Over time, race reporting faded from chart notes and presentations, presumably to avoid harmful framing. Occasionally someone would ask—typically a senior physician seeking clues to uncommon diagnoses like sarcoidosis, Behcet’s, or Familial Mediterranean Fever—but for the most part, race reporting was frowned upon- “it’s just a social construct,” we were told. In effect, the medical community closed its eyes.
Unfortunately, the tendency to ignore race has probably done more harm than good, because ignoring race obscures the many ways racism hurts our patients.
The medical profession is burdened by a history of racism that is both long and shameful. During the 19th century, the physician James Marion Sims performed experimental surgery—without anesthesia—on enslaved women and children. During the 20th century, Black men were denied essential treatment for syphilis in the infamous Tuskegee study.
Though racism in medicine may be less explicit today, it remains harmful. Compared to whites, Black people experience higher maternal and infant mortality, are less likely to get state-of-the-art treatments, and live shorter lives. Racism is embedded into the structure and practice of our profession in ways that elude attention if we don’t open our eyes. For example, during the COVID pandemic, many physicians were shocked to learn that pulse oximeters routinely overestimate oxygen saturation in Black patients, though this technical problem has been known for 30 years. Earnest efforts to make ICU triage scores “race-blind” ended up making discrimination even more likely.
What’s clear is that if we want to achieve racial equity in medicine, we can’t ignore how racism continues to plague our field. This Thursday morning, we’ll have an unparalleled opportunity to wrestle with this issue when our wonderful Chief Resident, Jana Christian, delivers Medical Grand Rounds. It’s been a privilege to preview her talk, which promises to be compelling, courageous, and crucial for all to hear.

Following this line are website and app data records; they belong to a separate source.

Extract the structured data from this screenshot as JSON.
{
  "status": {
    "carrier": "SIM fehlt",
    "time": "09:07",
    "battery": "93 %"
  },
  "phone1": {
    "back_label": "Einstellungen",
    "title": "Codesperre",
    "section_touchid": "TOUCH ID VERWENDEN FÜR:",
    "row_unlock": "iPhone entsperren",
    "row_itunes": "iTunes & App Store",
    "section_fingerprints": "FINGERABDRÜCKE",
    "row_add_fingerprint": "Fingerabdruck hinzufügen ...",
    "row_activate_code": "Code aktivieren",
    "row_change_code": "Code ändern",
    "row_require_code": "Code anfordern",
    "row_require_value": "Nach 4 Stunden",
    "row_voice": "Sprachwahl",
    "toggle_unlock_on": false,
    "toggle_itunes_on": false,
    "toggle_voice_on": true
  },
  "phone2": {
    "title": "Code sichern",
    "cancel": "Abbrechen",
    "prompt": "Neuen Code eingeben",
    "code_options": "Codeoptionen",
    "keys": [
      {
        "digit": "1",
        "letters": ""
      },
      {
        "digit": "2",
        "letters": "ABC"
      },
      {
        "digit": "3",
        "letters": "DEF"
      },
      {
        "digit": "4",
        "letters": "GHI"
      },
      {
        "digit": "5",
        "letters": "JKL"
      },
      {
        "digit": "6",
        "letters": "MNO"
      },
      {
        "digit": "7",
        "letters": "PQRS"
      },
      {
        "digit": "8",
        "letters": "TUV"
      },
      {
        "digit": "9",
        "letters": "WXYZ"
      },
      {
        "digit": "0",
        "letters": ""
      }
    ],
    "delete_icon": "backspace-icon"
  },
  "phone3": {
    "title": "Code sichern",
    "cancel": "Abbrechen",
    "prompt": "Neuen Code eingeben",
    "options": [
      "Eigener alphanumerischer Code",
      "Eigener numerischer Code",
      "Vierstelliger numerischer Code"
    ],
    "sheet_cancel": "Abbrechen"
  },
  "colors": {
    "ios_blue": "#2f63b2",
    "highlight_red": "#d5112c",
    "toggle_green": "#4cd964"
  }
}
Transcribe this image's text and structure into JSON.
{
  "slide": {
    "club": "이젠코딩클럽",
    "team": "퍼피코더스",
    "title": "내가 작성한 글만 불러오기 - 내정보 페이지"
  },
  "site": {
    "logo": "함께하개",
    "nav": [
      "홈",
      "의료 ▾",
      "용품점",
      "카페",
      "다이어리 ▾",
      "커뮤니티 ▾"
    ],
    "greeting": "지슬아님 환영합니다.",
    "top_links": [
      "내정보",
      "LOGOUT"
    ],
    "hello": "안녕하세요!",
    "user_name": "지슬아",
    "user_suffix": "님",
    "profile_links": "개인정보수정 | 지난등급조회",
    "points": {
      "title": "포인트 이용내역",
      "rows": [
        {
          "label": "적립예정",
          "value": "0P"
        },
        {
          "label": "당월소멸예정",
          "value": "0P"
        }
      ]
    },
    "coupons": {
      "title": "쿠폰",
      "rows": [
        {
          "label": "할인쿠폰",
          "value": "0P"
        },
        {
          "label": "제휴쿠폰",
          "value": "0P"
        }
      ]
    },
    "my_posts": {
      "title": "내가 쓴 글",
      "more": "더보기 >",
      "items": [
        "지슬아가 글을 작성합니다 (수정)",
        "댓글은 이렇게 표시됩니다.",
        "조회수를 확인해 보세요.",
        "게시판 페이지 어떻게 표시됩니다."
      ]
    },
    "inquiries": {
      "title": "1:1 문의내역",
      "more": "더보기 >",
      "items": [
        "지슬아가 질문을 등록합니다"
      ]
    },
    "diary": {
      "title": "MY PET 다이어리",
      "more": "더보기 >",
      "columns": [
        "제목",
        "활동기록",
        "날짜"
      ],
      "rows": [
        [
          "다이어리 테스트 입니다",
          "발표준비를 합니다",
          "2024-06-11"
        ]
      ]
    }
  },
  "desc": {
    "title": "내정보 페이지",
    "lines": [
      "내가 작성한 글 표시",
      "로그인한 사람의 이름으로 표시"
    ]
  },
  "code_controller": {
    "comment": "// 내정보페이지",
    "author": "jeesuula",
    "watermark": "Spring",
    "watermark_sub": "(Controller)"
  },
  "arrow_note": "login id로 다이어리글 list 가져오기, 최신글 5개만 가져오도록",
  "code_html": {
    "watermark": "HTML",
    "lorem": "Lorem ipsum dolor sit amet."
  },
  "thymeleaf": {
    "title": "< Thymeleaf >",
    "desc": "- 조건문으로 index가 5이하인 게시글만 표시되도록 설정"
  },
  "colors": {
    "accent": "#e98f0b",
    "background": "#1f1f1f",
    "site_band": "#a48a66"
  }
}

We can’t fight racism with our eyes closed. Please join us as Jana guides us through this difficult but essential topic. Hope to see you there.
Have a good Sunday, everyone,